Tangled is Disney’s take on the classic German fairy tale of Rapunzel, and like most Disney adaptations, it skews far from the original story. The question you’re all really asking, though, is does Tangled harken back to the days of Disney classics like Aladdin and The Lion King, or is this another Home on the Range or Chicken Little? Find out after the break.
In Tangled, the woman we come to know as Mother Gothel (voiced by Donna Murphy) is an old woman who stays looking young by singing a special song to a special flower hidden away from the classical kingdom. However, the healing power gets transferred to the newborn Princess Rapunzel, or more specifically, her hair. Since cutting her hair makes the power go away, Mother Gothel kidnaps the baby and hides her at the top of far away tower that has no exit.
Rapunzel (Mandy Moore) grows up in the tower alone aside from the occasional visit from Gothel, who she thinks is her mother. Everything seems fine and dandy until she meets Flynn Rider (Zachary Levi), a thief who hides out in the tower after stealing a crown from the kingdom. Rapunzel hides the crown and promises to give it to him only if he takes her to see the lights she sees every year on her birthday (which just happen to be floating lanterns sent up by the King and Queen and their subjects in honor of the lost princess).
Thus the two set out on an adventure that marks the first time Rapunzel’s been out of the tower, and the first time Rider’s had a good influence in his life. I was impressed by how tight the entire story is through the end, with the “live your dream” theme being a great way to make the Rapunzel story interesting (not to mention a perfect Disney slogan from which to pillage).
All the characters are great too. Levi and Moore have great chemistry, and though I thought the star of NBC’s Chuck was a strange choice for such a suave character, his voice and comedic tone are perfect. The side characters are just as fun, from Rapunzel’s pet chameleon Pascal, to the anger management-needing horse Maximus, to the thugs we meet in the sweetly named Snuggly Duckling tavern.

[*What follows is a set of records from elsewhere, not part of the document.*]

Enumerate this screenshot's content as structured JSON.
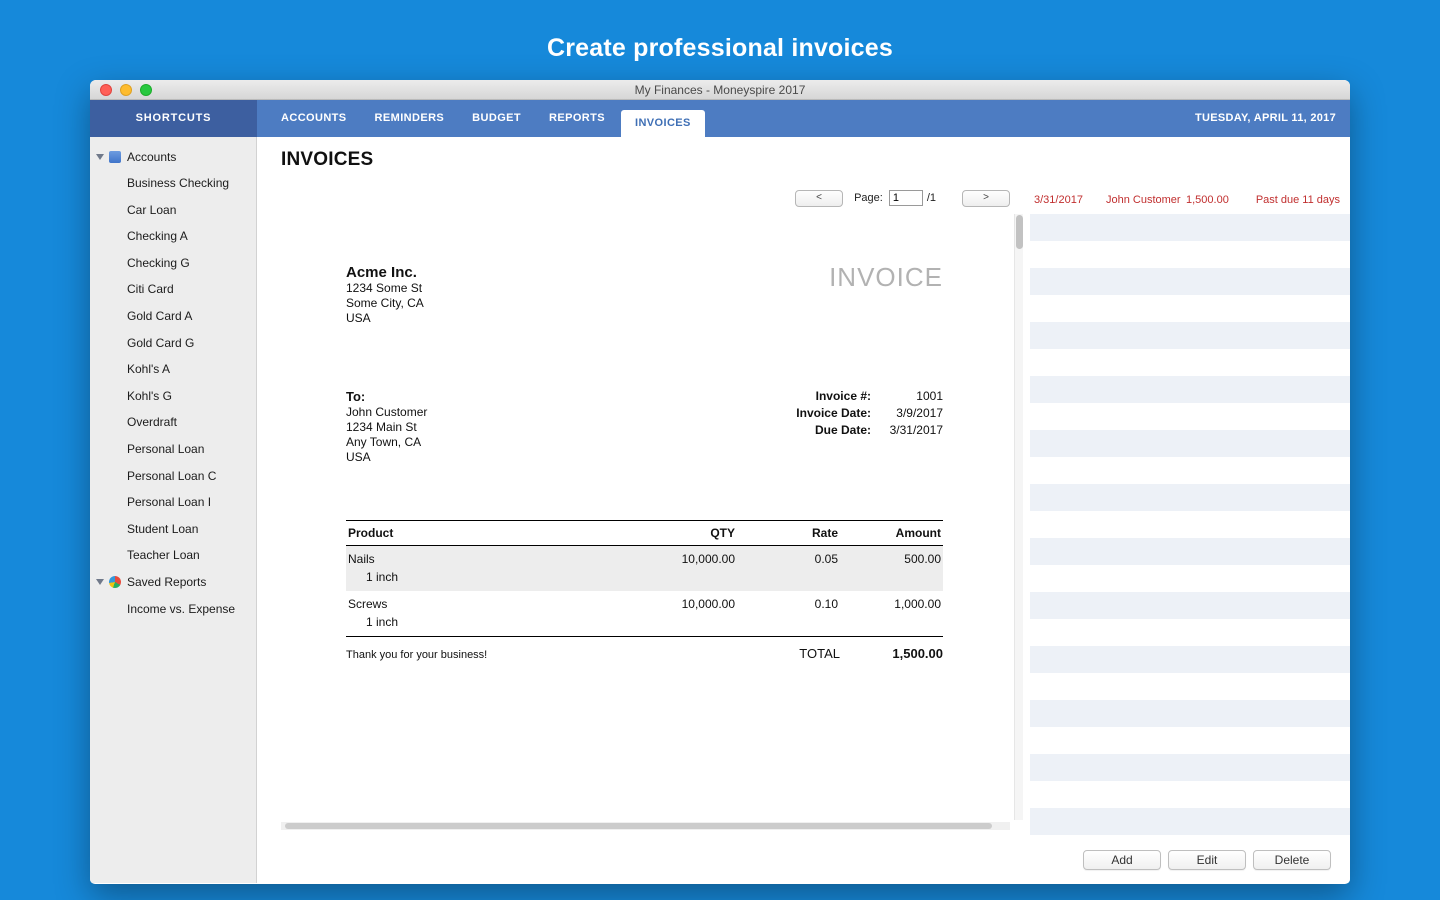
{
  "page": {
    "headline": "Create professional invoices"
  },
  "window": {
    "title": "My Finances - Moneyspire 2017"
  },
  "nav": {
    "shortcuts_label": "SHORTCUTS",
    "tabs": [
      {
        "label": "ACCOUNTS",
        "active": false
      },
      {
        "label": "REMINDERS",
        "active": false
      },
      {
        "label": "BUDGET",
        "active": false
      },
      {
        "label": "REPORTS",
        "active": false
      },
      {
        "label": "INVOICES",
        "active": true
      }
    ],
    "date": "TUESDAY, APRIL 11, 2017"
  },
  "sidebar": {
    "accounts_label": "Accounts",
    "accounts": [
      "Business Checking",
      "Car Loan",
      "Checking A",
      "Checking G",
      "Citi Card",
      "Gold Card A",
      "Gold Card G",
      "Kohl's A",
      "Kohl's G",
      "Overdraft",
      "Personal Loan",
      "Personal Loan C",
      "Personal Loan I",
      "Student Loan",
      "Teacher Loan"
    ],
    "saved_reports_label": "Saved Reports",
    "reports": [
      "Income vs. Expense"
    ]
  },
  "main": {
    "title": "INVOICES",
    "pagination": {
      "prev": "<",
      "page_label": "Page:",
      "page_value": "1",
      "total": "/1",
      "next": ">"
    }
  },
  "invoice": {
    "company": {
      "name": "Acme Inc.",
      "address": [
        "1234 Some St",
        "Some City, CA",
        "USA"
      ]
    },
    "watermark": "INVOICE",
    "to_label": "To:",
    "recipient": [
      "John Customer",
      "1234 Main St",
      "Any Town, CA",
      "USA"
    ],
    "meta": [
      {
        "label": "Invoice #:",
        "value": "1001"
      },
      {
        "label": "Invoice Date:",
        "value": "3/9/2017"
      },
      {
        "label": "Due Date:",
        "value": "3/31/2017"
      }
    ],
    "table": {
      "headers": [
        "Product",
        "QTY",
        "Rate",
        "Amount"
      ],
      "rows": [
        {
          "product": "Nails",
          "detail": "1 inch",
          "qty": "10,000.00",
          "rate": "0.05",
          "amount": "500.00"
        },
        {
          "product": "Screws",
          "detail": "1 inch",
          "qty": "10,000.00",
          "rate": "0.10",
          "amount": "1,000.00"
        }
      ]
    },
    "footer": {
      "message": "Thank you for your business!",
      "total_label": "TOTAL",
      "total_value": "1,500.00"
    }
  },
  "invoice_list": {
    "rows": [
      {
        "date": "3/31/2017",
        "customer": "John Customer",
        "amount": "1,500.00",
        "status": "Past due 11 days",
        "overdue": true
      }
    ],
    "empty_row_count": 23
  },
  "actions": {
    "add": "Add",
    "edit": "Edit",
    "delete": "Delete"
  },
  "colors": {
    "background_blue": "#1689da",
    "nav_blue": "#4d7cc2",
    "shortcuts_blue": "#3d5fa0",
    "overdue_red": "#c12f2f",
    "stripe": "#edf1f7"
  }
}
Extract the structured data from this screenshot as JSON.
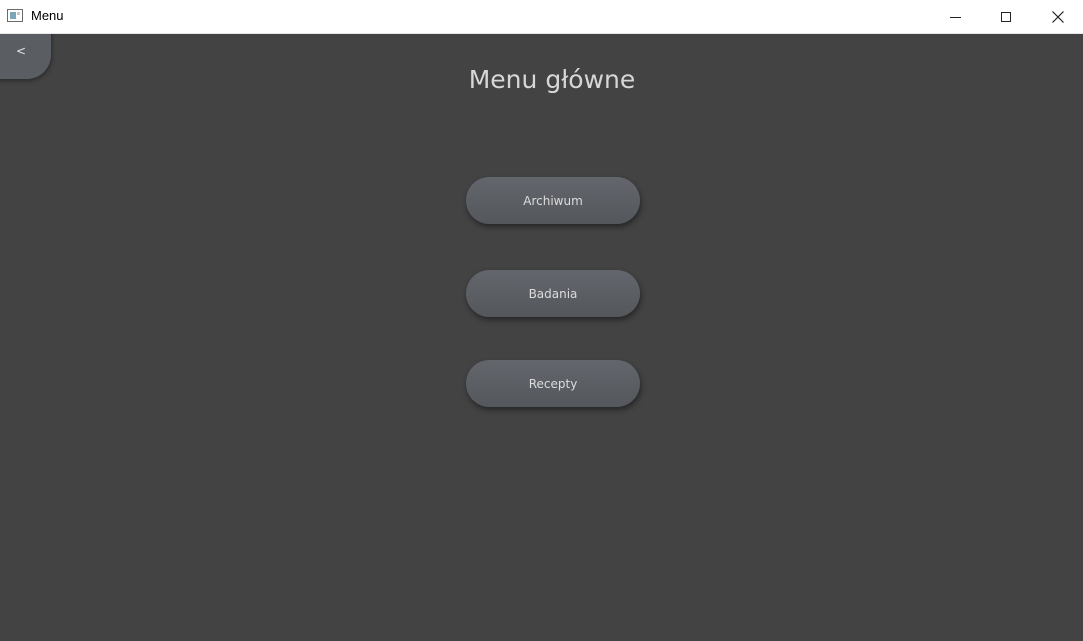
{
  "window": {
    "title": "Menu"
  },
  "page": {
    "back_label": "<",
    "title": "Menu główne"
  },
  "menu": {
    "items": [
      {
        "label": "Archiwum"
      },
      {
        "label": "Badania"
      },
      {
        "label": "Recepty"
      }
    ]
  },
  "colors": {
    "background": "#434343",
    "button": "#5a5d62",
    "title_text": "#d7d7d7"
  }
}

Sometimes those one-dimensional characters get old quick, but I found the use of Pascal (and to a lesser extent, Maximus) to be spot-on. In fact, I wanted to see more of the lizard!
Finally, the music. Alan Menken is on board as composer for the score, and if you don’t think that’s a good sign, just look at his resume. The songs here are fantastic, and while they may not be as memorable as “Be My Guest” or “Kiss The Girl”, they will certainly enchant you. The emotional climax, involving one of the songs and the lanterns, actually made my eyes water a bit, even under my 3D glasses. By the way, the 3D is good, though subtle.
This is easily Disney’s best film under the Walt Disney Animation Studios moniker (it was known up until 2008 as Walt Disney Feature Animation). Aside from the computer animation and 3D, this will make you feel like you’re watching a movie from the Disney Renaissance period. That’s a very good thing for a department that has in-company competition from Pixar along with outside animation studios threatening make classic Disney movies obsolete. If Tangled is any indication, that isn’t happening any time soon.
Final Grade: A
Tangled opens in theaters across the US on November 24th. Stay tuned for Kris’s take on the film, which involves more in-depth analysis of the history of Disney animation.